On top of that, the mascarpone flavor is slightly sweet without a trace of tang, so it will work best in desserts.
You can quickly get them at the local grocery store. However, if you feel ambitious or cheffy, you can challenge yourself for a homemade mascarpone.
Besides, you only need two ingredients — 3 cups of heavy cream and three tablespoons of lemon juice.
6. Greek Yogurt
I know you probably saw this one coming. I mean, who doesn’t know the famous Greek yogurt?
This cream is a MUST-HAVE supply on hand for everyday use. It is more similar in texture to the crème fraîche; only the whey has been removed to give it a thick consistency.
And you use them in a 1:1 ratio swap for crème fraîche.
The only sad part is Greek yogurt has less fat content, it is not as rich as the crème fraîche, and it has a tangier taste.
While it will work in nearly all recipes, it might alter the texture due to the less fat content. It will curdle easily in hot sauce or soup.

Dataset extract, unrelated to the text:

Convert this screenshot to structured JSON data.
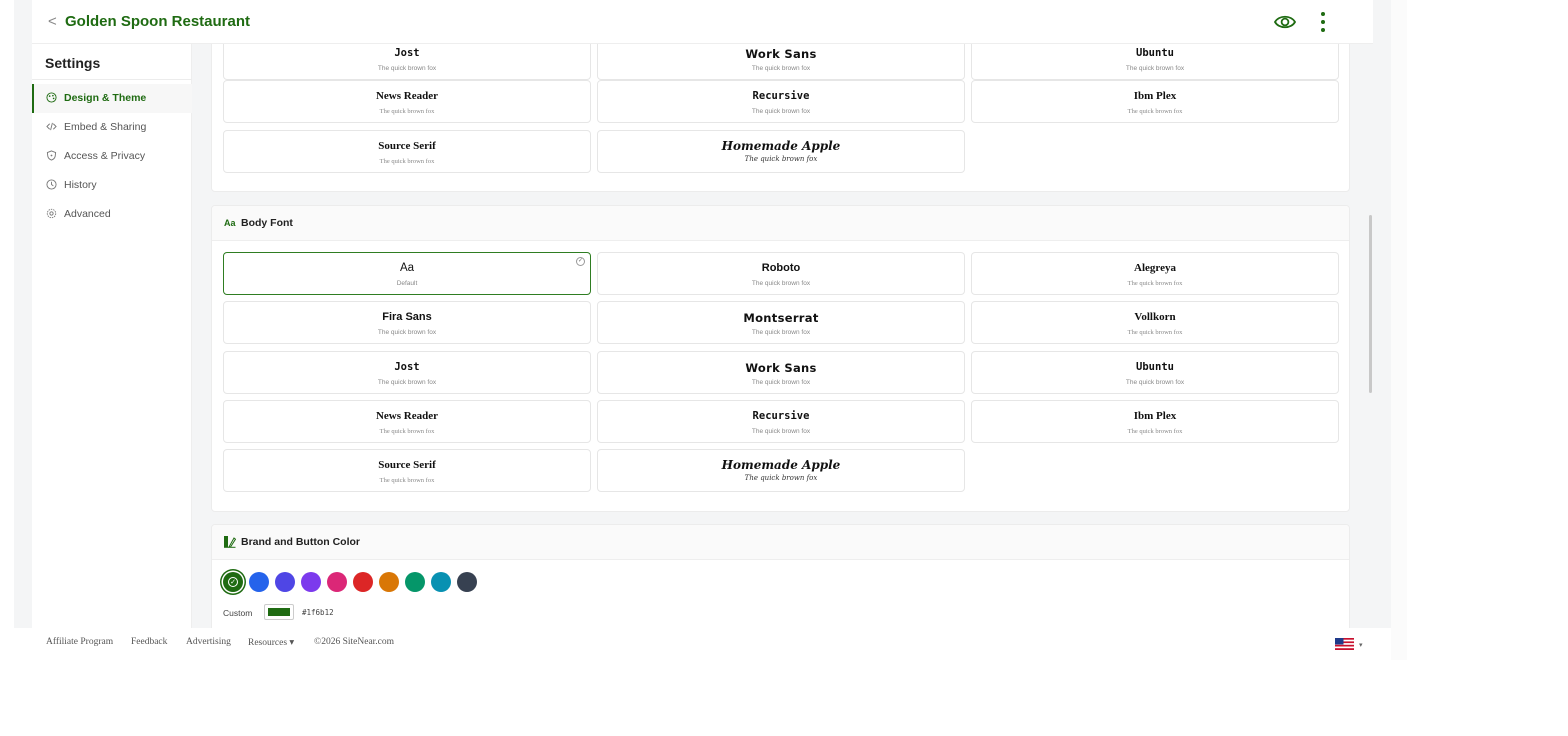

We recommend turning off the heat and adding the cream when you are almost done with the recipe. Or better still, you can use lower temperature when simmering.
Weird choice but can be used in place of sour cream, Greek yogurt, or even crème fraîche, especially in cold soups, as a base for dips or in desserts.
It has an almost similar consistency as the others; only it works with no cooking involved.
And it is best if you use the homemade version. So another yet interesting experiment awaits you.
8. Make It Yourself
YES, the last alternative is to make it yourself if it comes to that.
Did you just shudder?
Making a crème fraîche at home is incredibly simple. Think about making a Vanilla Ice Cream — that is how easy it is, if not easier.
All it will take is cream, buttermilk, and your patience.
Good a thing, both ingredients are easy to get from any grocery store and are likely to be found in your fridge.
So you will need:
- Three tablespoons of buttermilk
- 2 cups of heavy cream
The first thing to do is to get a glass jar and whisk the heavy cream with buttermilk in it.
Secondly, use a breathable material like Cheesecloth to airtight the glass jar.
Then allow it to sit at room temperature, likely between 21 and 24 degrees Celsius 70—75 °F for up to 24 hours.
I know, I know. You can’t wait to get a taste. But patience is the actual ingredient because Crème Fraiche tends to thicken the longer you let it settle.
After that, you can now stir the mix and fasten the lid.
Before using it, make sure it has slept in the refrigerator for approximately 24 hours.
Only then can you truly enjoy your homemade crème fraîche.
Make sure you are using ONLY fresh heavy cream, and it should be the regular pasteurized fresh cream and not ultra-pasteurized for the best result.
As for the buttermilk, it should be cultured. Any attempt of using uncluttered buttermilk is likely to ruin the desired result.
As you can see, you have ample choices within your grasp. Either you are going for any of the seven crème Fraiche substitutes, or you can make your crème Fraiche right there and then in your kitchen with just two ingredients.
If you are a foodie or a food enthusiast, admit it, it is always exciting trying something new. And it’s even more fun when you whip it up in the kitchen all by yourself. You might not be Gordon Ramsay, but you feel a sense of achievement and more like an experienced chef.
So the ball is in your court!